Using a HELOC for a down payment

9 Replies

I recently opened a HELOC on my personal home in hopes to use some of that money for a down payment on a rental property. I have been looking at various properties in my area (single family) as potential investments. My question do I use my HELOC for the down payment on the property initially and then refinance the property later and pay that HELOC back off. I’ve been told that this can be done. Is this possible? What stipulations are there for this to work? I’m a new investor and any help I could get is appreciated.

Hello Matthew,

First you will draw down the required funds from HELOC and deposit in your bank account. Depending on the equity position in the property, you may be able to refinance with a local community bank or protfolio lender that does not require value seasoning, therefore refinance based on fair market value of the property and cash out original down payment funds to pay back the heloc.

I just used a HELOC on my primary residence to fund the purchase of a duplex.

Start searching for an investment property, but create a max budget based off of the HELOC you received. You will be required to put down at least 20% for your next purchase. If you are good with calculating renovation costs, than you can keep your margins narrow, but if you don't have that much experience, leave yourself enough left over capital in the HELOC for costs.
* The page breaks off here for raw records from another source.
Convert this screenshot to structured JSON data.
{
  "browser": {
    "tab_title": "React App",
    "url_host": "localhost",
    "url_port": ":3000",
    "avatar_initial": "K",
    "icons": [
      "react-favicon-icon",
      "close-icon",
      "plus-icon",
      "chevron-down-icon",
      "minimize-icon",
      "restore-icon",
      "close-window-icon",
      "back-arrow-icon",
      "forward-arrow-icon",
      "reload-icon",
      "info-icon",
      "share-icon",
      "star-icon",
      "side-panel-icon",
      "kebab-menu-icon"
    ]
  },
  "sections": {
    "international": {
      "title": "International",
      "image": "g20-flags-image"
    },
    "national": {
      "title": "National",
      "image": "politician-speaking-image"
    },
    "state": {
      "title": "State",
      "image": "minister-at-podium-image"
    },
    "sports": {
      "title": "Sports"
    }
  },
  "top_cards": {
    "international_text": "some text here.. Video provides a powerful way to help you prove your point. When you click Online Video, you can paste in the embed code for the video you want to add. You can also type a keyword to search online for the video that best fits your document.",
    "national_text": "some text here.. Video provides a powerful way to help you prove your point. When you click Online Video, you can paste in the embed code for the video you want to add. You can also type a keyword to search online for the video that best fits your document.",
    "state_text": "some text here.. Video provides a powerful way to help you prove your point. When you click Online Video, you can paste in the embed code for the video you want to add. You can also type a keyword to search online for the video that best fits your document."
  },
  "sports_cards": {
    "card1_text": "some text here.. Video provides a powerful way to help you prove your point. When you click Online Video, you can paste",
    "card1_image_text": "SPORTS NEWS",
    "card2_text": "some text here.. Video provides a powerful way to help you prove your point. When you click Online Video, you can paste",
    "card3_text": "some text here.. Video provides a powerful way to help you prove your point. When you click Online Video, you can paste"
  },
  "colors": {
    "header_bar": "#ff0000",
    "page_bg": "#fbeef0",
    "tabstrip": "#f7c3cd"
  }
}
For example: If you received a HELOC for 50k than you want to keep your purchase price of an investment property around 180k. This will leave you 14k for closing costs and renovations.

The trick would be finding a property that you can add a significant amount of sweat equity to, and buying it for less than market value. 

Hi Matthew,

You can use cashout refi on your investment property to get the difference between appraised value of the property and your existing loan balance. for this to work, your property would have had to increased in value, and few months of seasoning (usually like 6?). Once your property value appreciates, you can refi out and get cash differential. Note that when you do this, your mortgage on your investment property will now be higher. make sure your cashflow from that investment property still can cover the monthly mortgage! Hope that helps. For more info, you can refer to BRRRR Strategy

@Matthew R Mofield

There is no zero down conventional mortgage anymore. When you refin banks prefer you have >20% equity left to account for market valuation drift. I believe you need to buy insurance which can cost you $150-500 a month.